(Required work):
Nothing but an exact copy of the data should be output.
-.-.-
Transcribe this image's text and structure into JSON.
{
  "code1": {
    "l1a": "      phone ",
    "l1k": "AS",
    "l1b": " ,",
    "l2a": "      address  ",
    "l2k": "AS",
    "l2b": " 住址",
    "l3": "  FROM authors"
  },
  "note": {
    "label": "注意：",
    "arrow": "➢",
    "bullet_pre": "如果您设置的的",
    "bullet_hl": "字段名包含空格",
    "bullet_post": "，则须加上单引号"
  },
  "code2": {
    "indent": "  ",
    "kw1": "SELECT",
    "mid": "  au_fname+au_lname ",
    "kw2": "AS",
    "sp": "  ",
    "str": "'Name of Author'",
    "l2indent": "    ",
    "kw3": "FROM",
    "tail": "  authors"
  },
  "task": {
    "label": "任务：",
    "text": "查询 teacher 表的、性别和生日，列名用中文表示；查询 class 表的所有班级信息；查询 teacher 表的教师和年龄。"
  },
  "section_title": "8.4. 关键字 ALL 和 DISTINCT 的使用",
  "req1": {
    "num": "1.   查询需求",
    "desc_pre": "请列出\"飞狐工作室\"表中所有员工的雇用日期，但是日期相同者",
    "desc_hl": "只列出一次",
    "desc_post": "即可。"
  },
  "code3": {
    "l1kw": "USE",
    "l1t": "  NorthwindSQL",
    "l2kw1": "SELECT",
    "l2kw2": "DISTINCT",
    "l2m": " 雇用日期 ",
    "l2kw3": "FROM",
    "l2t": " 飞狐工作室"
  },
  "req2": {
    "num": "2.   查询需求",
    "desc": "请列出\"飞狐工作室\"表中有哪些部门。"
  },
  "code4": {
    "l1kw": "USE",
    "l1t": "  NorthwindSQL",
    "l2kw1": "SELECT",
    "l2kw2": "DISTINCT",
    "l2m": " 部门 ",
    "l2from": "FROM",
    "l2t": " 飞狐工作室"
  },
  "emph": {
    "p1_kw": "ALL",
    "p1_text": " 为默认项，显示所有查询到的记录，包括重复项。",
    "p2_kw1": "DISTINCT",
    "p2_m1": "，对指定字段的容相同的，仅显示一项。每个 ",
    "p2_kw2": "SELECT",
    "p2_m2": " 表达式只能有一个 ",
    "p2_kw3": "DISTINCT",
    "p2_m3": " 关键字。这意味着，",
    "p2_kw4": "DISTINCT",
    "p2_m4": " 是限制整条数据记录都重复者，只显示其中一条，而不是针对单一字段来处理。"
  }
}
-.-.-
(Response to this exercise):
Transcribe this image's text and structure into JSON.
{
  "code1": {
    "l1a": "      phone ",
    "l1k": "AS",
    "l1b": " ,",
    "l2a": "      address  ",
    "l2k": "AS",
    "l2b": " 住址",
    "l3": "  FROM authors"
  },
  "note": {
    "label": "注意：",
    "arrow": "➢",
    "bullet_pre": "如果您设置的的",
    "bullet_hl": "字段名包含空格",
    "bullet_post": "，则须加上单引号"
  },
  "code2": {
    "indent": "  ",
    "kw1": "SELECT",
    "mid": "  au_fname+au_lname ",
    "kw2": "AS",
    "sp": "  ",
    "str": "'Name of Author'",
    "l2indent": "    ",
    "kw3": "FROM",
    "tail": "  authors"
  },
  "task": {
    "label": "任务：",
    "text": "查询 teacher 表的、性别和生日，列名用中文表示；查询 class 表的所有班级信息；查询 teacher 表的教师和年龄。"
  },
  "section_title": "8.4. 关键字 ALL 和 DISTINCT 的使用",
  "req1": {
    "num": "1.   查询需求",
    "desc_pre": "请列出\"飞狐工作室\"表中所有员工的雇用日期，但是日期相同者",
    "desc_hl": "只列出一次",
    "desc_post": "即可。"
  },
  "code3": {
    "l1kw": "USE",
    "l1t": "  NorthwindSQL",
    "l2kw1": "SELECT",
    "l2kw2": "DISTINCT",
    "l2m": " 雇用日期 ",
    "l2kw3": "FROM",
    "l2t": " 飞狐工作室"
  },
  "req2": {
    "num": "2.   查询需求",
    "desc": "请列出\"飞狐工作室\"表中有哪些部门。"
  },
  "code4": {
    "l1kw": "USE",
    "l1t": "  NorthwindSQL",
    "l2kw1": "SELECT",
    "l2kw2": "DISTINCT",
    "l2m": " 部门 ",
    "l2from": "FROM",
    "l2t": " 飞狐工作室"
  },
  "emph": {
    "p1_kw": "ALL",
    "p1_text": " 为默认项，显示所有查询到的记录，包括重复项。",
    "p2_kw1": "DISTINCT",
    "p2_m1": "，对指定字段的容相同的，仅显示一项。每个 ",
    "p2_kw2": "SELECT",
    "p2_m2": " 表达式只能有一个 ",
    "p2_kw3": "DISTINCT",
    "p2_m3": " 关键字。这意味着，",
    "p2_kw4": "DISTINCT",
    "p2_m4": " 是限制整条数据记录都重复者，只显示其中一条，而不是针对单一字段来处理。"
  }
}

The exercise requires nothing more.